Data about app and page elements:
::::

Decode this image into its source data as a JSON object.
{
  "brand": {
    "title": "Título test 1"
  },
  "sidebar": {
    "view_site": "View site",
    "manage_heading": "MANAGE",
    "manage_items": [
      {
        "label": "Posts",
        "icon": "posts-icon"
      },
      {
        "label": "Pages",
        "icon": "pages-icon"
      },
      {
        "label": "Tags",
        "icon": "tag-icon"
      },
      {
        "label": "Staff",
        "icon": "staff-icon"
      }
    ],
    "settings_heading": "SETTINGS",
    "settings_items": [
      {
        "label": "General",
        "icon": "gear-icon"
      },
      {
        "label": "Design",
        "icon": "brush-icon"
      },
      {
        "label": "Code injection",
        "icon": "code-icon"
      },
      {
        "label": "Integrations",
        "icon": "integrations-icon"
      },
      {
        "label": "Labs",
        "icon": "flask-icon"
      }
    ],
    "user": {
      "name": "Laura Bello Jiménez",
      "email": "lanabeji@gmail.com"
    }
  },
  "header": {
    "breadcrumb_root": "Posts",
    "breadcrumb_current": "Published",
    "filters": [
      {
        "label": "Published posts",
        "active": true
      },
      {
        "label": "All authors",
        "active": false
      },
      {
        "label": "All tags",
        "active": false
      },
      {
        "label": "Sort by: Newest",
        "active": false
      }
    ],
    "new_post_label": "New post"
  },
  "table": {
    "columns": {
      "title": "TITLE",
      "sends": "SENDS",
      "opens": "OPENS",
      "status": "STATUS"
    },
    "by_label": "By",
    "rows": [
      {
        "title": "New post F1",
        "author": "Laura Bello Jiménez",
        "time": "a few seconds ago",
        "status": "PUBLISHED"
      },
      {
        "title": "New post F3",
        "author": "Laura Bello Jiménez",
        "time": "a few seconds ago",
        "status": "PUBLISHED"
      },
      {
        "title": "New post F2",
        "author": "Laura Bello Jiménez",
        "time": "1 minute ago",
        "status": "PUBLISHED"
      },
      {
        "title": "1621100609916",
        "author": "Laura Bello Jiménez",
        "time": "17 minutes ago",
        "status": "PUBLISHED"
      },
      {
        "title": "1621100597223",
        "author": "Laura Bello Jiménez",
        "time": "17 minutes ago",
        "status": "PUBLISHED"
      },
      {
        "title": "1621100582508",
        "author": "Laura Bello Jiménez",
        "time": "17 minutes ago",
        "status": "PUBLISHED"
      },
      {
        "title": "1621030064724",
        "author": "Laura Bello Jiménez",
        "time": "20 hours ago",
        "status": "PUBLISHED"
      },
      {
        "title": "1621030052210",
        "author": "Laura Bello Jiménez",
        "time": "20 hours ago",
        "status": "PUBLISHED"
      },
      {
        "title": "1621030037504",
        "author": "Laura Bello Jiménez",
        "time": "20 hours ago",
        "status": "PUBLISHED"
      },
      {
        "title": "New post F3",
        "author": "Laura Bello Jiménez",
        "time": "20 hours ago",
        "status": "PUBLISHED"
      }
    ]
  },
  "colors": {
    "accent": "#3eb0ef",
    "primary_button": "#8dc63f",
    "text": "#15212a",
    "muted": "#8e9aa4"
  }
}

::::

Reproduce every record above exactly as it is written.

Decode this image into its source data as a JSON object.
{
  "brand": {
    "title": "Título test 1"
  },
  "sidebar": {
    "view_site": "View site",
    "manage_heading": "MANAGE",
    "manage_items": [
      {
        "label": "Posts",
        "icon": "posts-icon"
      },
      {
        "label": "Pages",
        "icon": "pages-icon"
      },
      {
        "label": "Tags",
        "icon": "tag-icon"
      },
      {
        "label": "Staff",
        "icon": "staff-icon"
      }
    ],
    "settings_heading": "SETTINGS",
    "settings_items": [
      {
        "label": "General",
        "icon": "gear-icon"
      },
      {
        "label": "Design",
        "icon": "brush-icon"
      },
      {
        "label": "Code injection",
        "icon": "code-icon"
      },
      {
        "label": "Integrations",
        "icon": "integrations-icon"
      },
      {
        "label": "Labs",
        "icon": "flask-icon"
      }
    ],
    "user": {
      "name": "Laura Bello Jiménez",
      "email": "lanabeji@gmail.com"
    }
  },
  "header": {
    "breadcrumb_root": "Posts",
    "breadcrumb_current": "Published",
    "filters": [
      {
        "label": "Published posts",
        "active": true
      },
      {
        "label": "All authors",
        "active": false
      },
      {
        "label": "All tags",
        "active": false
      },
      {
        "label": "Sort by: Newest",
        "active": false
      }
    ],
    "new_post_label": "New post"
  },
  "table": {
    "columns": {
      "title": "TITLE",
      "sends": "SENDS",
      "opens": "OPENS",
      "status": "STATUS"
    },
    "by_label": "By",
    "rows": [
      {
        "title": "New post F1",
        "author": "Laura Bello Jiménez",
        "time": "a few seconds ago",
        "status": "PUBLISHED"
      },
      {
        "title": "New post F3",
        "author": "Laura Bello Jiménez",
        "time": "a few seconds ago",
        "status": "PUBLISHED"
      },
      {
        "title": "New post F2",
        "author": "Laura Bello Jiménez",
        "time": "1 minute ago",
        "status": "PUBLISHED"
      },
      {
        "title": "1621100609916",
        "author": "Laura Bello Jiménez",
        "time": "17 minutes ago",
        "status": "PUBLISHED"
      },
      {
        "title": "1621100597223",
        "author": "Laura Bello Jiménez",
        "time": "17 minutes ago",
        "status": "PUBLISHED"
      },
      {
        "title": "1621100582508",
        "author": "Laura Bello Jiménez",
        "time": "17 minutes ago",
        "status": "PUBLISHED"
      },
      {
        "title": "1621030064724",
        "author": "Laura Bello Jiménez",
        "time": "20 hours ago",
        "status": "PUBLISHED"
      },
      {
        "title": "1621030052210",
        "author": "Laura Bello Jiménez",
        "time": "20 hours ago",
        "status": "PUBLISHED"
      },
      {
        "title": "1621030037504",
        "author": "Laura Bello Jiménez",
        "time": "20 hours ago",
        "status": "PUBLISHED"
      },
      {
        "title": "New post F3",
        "author": "Laura Bello Jiménez",
        "time": "20 hours ago",
        "status": "PUBLISHED"
      }
    ]
  },
  "colors": {
    "accent": "#3eb0ef",
    "primary_button": "#8dc63f",
    "text": "#15212a",
    "muted": "#8e9aa4"
  }
}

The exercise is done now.